I take the train from Hartford to Springfield with a woman who is a nurse at a local hospital. While waiting for our train, we talk about life, work, and our daughters. She has four, I have two. Hers are older than mine and her last one is going to college in the Fall. We were talking about paying for it all, as my two will be going in a few years. Her daughters are apparently smart and got accepted into more than a few schools, but it has come down to how much they could afford, how much they could get for financial aid, etc. This last daughter is going to a very good college, with some “name” to it, but it is not Ivy League or anything. I asked about the cost and she said, “$56,000 per year” and both of our jaws fell on the ground. I said, “That’s $200,000 — almost $225,000 — for four years! Who has that kind of money?!”. Even with financial aid, she pointed out, “It’s a good thing we like Ramen noodles!”.
In looking back on it, even if I had gone all four years at my most expensive college, it would have cost me $40,000. College is like health care and cars, we agreed. How can anyone afford them? Why are they so expensive? As we talked further, it occurred to me that my income (and hers, her husband’s or my wife’s, I suppose) have not gone up by 600 % in 25 years – not even close.
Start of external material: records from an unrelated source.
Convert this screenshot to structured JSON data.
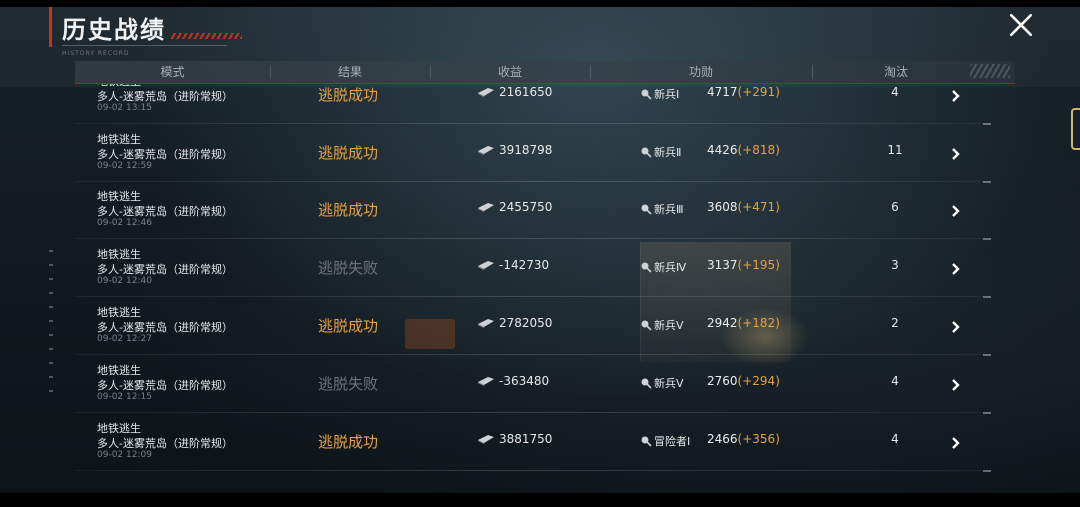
{
  "page": {
    "title": "历史战绩",
    "subtitle": "HISTORY RECORD"
  },
  "close": {
    "icon": "close-icon"
  },
  "columns": [
    "模式",
    "结果",
    "收益",
    "功勋",
    "淘汰"
  ],
  "colors": {
    "success": "#e8a23a",
    "fail": "#6e7378",
    "accent": "#c8331c",
    "delta": "#e8a23a"
  },
  "rows": [
    {
      "mode_type": "地铁逃生",
      "mode_map": "多人-迷雾荒岛（进阶常规）",
      "time": "09-02 13:15",
      "result": "逃脱成功",
      "result_status": "success",
      "income": "2161650",
      "rank": "新兵Ⅰ",
      "merit": "4717",
      "merit_delta": "(+291)",
      "kills": "4"
    },
    {
      "mode_type": "地铁逃生",
      "mode_map": "多人-迷雾荒岛（进阶常规）",
      "time": "09-02 12:59",
      "result": "逃脱成功",
      "result_status": "success",
      "income": "3918798",
      "rank": "新兵Ⅱ",
      "merit": "4426",
      "merit_delta": "(+818)",
      "kills": "11"
    },
    {
      "mode_type": "地铁逃生",
      "mode_map": "多人-迷雾荒岛（进阶常规）",
      "time": "09-02 12:46",
      "result": "逃脱成功",
      "result_status": "success",
      "income": "2455750",
      "rank": "新兵Ⅲ",
      "merit": "3608",
      "merit_delta": "(+471)",
      "kills": "6"
    },
    {
      "mode_type": "地铁逃生",
      "mode_map": "多人-迷雾荒岛（进阶常规）",
      "time": "09-02 12:40",
      "result": "逃脱失败",
      "result_status": "fail",
      "income": "-142730",
      "rank": "新兵Ⅳ",
      "merit": "3137",
      "merit_delta": "(+195)",
      "kills": "3"
    },
    {
      "mode_type": "地铁逃生",
      "mode_map": "多人-迷雾荒岛（进阶常规）",
      "time": "09-02 12:27",
      "result": "逃脱成功",
      "result_status": "success",
      "income": "2782050",
      "rank": "新兵Ⅴ",
      "merit": "2942",
      "merit_delta": "(+182)",
      "kills": "2"
    },
    {
      "mode_type": "地铁逃生",
      "mode_map": "多人-迷雾荒岛（进阶常规）",
      "time": "09-02 12:15",
      "result": "逃脱失败",
      "result_status": "fail",
      "income": "-363480",
      "rank": "新兵Ⅴ",
      "merit": "2760",
      "merit_delta": "(+294)",
      "kills": "4"
    },
    {
      "mode_type": "地铁逃生",
      "mode_map": "多人-迷雾荒岛（进阶常规）",
      "time": "09-02 12:09",
      "result": "逃脱成功",
      "result_status": "success",
      "income": "3881750",
      "rank": "冒险者Ⅰ",
      "merit": "2466",
      "merit_delta": "(+356)",
      "kills": "4"
    }
  ]
}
And education hasn’t changed much. She said, “They still have the same dorms”. I chimed in with “I bet they still have the same food plan” and the subjects they teach are largely the same — same subject matter”. So, here’s the question: How can you offer the same product for six times the cost? What has changed? Has the quality of the service gone up that much? Really, where does the money go? How does a college keep going if the customer’s income has gone up maybe twice what it used to be? If 2x is income and 6x is outlay for college, how is it possible that anyone buys this product?
The same is true with health care — I know that access is a big issue but if my income has gone up by, say, 5% and the cost of health insurance went up 400%, how can anybody afford it? There’s an article in the Huffington Post today about mental health and insurance companies where the author complains about the Kafka-esque system that makes people run around from here to there to get what they need. That is its own problem, but included in the health care issue is paying for something and getting nothing. If you have a deductible, of $5000 for instance, then you basically have no insurance until you spend $5,000. Your premiums continue to come in, and the rates continue to go up… and then you have to pay another $5,000 before you get anything! While I understand Obamacare now and I approve of it, I have never been convinced that insurance is the reason that health care costs are so high. If I can walk down to the CVS and buy a bottle of aspirin for $3.00, why does one pill cost that much in a hospital? How can a doctor walk in a room, say “Hi.”, ask a single question and charge $100 for it? If you stay in the hospital overnight, just for regular recovery (whatever that is) and it costs $1200 or more, why couldn’t a person stay at the Hilton and have a private nurse 24/7? It would still cost less! How is that possible? Again, if your average person makes $10.00 per hour how can they afford $50.00 per hour in the hospital? It seems that over the last, say, 20 years health costs have risen at a far greater rate than income has. How are people expected to pay for something that costs that much? Can someone explain what’s changed in the hospital that costs that much? As of yet, I haven’t heard an explanation from anyone.
The last target of my rants is automobiles. It seems to me that the average cost of a car is $25,000 to $30,000. Americans love their cars, or so they say. America was built on the backs of the car industry so cars are important to the economy and the people of America, but who can afford one? Again, like health care and college, the cost of an automobile has gone up dramatically, while the income of the people buying one hasn’t. I hear car commercials all the time that make it seem like someone could afford a payment, but those are lease prices, they don’t include mileage that your average person might put on, you have to put down a good sized downpayment, and you don’t own the car when it’s done. If you actually want to buy the car now, you have to take out a 72 month (6 year!) loan to do it, when you used to pay it off in 4 – 5 years. In addition, there are all the fees, the cost of fuel, the cost of parts (Oh, my goodness! replacement parts cost a lot of money!) and labor (Pep Boys charges about $100.00 per hour in our area) if your car needs repair. Oh, and car insurance costs money as well.
How does anybody afford this?
If the American dream is work hard, make enough money, take your car on drives across America with the family, then send your kids to college so that they can do better than you did, and if a health crisis comes up, pay for it with insurance, then the American dream is an impossible dream. The economy simply cannot survive this way. When basic needs and basic tools to get ahead are impossible to afford, it’s only a matter of time before the whole thing collapses. There are basic problems in the economy and no one can explain why they got this way, so we can’t fix them. What is up with that?